* _Task data_

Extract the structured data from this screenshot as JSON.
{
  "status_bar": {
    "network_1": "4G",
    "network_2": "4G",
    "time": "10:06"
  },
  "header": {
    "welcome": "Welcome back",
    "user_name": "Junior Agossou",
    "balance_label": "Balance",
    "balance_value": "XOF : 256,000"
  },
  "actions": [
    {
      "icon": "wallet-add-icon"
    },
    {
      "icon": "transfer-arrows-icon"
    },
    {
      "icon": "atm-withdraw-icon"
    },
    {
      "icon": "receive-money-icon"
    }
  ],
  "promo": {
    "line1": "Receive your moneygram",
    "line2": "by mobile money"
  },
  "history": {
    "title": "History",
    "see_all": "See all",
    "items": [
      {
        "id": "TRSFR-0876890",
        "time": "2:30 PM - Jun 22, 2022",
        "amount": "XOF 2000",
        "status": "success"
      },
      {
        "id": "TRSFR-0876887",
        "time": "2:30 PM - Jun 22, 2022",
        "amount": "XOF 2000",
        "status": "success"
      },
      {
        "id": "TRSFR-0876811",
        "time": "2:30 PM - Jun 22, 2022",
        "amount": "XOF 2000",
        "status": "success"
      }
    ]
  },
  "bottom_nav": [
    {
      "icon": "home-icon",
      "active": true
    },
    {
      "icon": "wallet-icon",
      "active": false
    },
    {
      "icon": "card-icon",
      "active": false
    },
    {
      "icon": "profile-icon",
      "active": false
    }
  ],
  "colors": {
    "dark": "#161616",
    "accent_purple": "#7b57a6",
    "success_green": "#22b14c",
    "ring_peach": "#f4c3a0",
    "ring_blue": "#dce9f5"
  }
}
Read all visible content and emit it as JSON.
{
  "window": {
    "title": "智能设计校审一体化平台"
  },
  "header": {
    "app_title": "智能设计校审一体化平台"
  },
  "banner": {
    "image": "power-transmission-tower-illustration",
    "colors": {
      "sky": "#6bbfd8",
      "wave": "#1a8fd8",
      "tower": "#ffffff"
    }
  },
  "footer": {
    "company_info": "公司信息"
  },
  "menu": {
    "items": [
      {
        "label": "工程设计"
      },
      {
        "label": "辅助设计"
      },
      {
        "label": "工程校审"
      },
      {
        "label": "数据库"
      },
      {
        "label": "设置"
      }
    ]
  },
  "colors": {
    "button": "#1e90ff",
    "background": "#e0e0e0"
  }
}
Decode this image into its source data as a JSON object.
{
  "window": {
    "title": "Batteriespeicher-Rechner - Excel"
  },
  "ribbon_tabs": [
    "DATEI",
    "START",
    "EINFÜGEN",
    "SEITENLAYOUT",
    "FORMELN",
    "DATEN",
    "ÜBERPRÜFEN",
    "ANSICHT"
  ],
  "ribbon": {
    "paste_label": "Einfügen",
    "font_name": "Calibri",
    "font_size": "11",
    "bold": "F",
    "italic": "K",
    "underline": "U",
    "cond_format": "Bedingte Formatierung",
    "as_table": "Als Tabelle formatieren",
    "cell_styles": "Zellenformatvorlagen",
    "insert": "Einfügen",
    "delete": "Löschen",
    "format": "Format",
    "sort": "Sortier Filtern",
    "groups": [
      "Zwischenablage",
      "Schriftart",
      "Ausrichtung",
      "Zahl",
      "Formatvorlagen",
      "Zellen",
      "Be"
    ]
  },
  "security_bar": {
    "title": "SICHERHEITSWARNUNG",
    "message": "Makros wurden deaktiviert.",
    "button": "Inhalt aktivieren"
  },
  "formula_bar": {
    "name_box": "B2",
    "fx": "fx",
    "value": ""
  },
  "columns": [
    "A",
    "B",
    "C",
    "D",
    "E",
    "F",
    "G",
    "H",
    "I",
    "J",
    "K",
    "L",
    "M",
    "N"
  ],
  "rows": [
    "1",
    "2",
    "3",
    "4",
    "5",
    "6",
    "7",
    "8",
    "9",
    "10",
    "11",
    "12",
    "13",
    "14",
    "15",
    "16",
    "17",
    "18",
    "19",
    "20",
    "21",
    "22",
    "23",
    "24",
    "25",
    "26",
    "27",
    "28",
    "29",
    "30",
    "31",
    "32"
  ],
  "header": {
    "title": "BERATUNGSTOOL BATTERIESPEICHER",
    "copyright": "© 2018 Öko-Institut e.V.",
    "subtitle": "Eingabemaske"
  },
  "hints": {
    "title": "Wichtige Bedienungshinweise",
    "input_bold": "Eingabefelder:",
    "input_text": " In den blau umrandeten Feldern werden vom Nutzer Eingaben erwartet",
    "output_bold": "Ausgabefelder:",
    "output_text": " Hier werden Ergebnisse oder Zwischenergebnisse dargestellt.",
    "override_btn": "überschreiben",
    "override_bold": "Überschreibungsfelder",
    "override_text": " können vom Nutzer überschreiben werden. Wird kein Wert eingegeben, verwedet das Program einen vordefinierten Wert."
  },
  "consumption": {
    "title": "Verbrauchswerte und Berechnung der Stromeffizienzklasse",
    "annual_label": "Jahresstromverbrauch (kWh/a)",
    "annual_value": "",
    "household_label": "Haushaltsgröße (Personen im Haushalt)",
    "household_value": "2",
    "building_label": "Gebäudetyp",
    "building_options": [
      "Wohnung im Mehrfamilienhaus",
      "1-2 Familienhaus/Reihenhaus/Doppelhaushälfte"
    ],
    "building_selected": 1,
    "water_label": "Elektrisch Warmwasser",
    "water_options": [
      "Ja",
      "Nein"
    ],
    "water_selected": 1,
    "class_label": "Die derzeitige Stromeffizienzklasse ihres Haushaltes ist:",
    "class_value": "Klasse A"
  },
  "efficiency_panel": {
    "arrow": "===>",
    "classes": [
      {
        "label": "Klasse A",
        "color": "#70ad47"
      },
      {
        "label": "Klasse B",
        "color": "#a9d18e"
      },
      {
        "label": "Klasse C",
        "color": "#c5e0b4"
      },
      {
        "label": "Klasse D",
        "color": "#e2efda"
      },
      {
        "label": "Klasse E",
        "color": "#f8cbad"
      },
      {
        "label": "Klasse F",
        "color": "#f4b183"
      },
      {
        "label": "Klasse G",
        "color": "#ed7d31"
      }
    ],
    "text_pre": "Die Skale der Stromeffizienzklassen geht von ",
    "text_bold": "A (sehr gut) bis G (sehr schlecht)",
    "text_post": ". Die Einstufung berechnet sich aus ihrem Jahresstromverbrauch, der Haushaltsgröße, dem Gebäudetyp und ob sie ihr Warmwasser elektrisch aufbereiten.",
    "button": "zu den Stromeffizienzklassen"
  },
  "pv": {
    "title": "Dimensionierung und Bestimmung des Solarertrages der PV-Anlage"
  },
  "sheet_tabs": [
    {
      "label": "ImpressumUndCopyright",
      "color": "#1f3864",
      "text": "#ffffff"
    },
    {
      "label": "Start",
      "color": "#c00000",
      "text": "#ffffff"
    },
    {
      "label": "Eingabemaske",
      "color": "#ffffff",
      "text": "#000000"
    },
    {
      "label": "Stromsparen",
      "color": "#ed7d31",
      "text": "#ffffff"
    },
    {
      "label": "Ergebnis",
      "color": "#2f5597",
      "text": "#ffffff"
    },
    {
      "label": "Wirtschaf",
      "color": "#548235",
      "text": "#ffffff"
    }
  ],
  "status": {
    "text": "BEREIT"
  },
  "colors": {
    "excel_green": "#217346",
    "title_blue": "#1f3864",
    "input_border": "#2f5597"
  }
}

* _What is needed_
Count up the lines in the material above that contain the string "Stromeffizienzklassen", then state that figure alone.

* _Response area_
2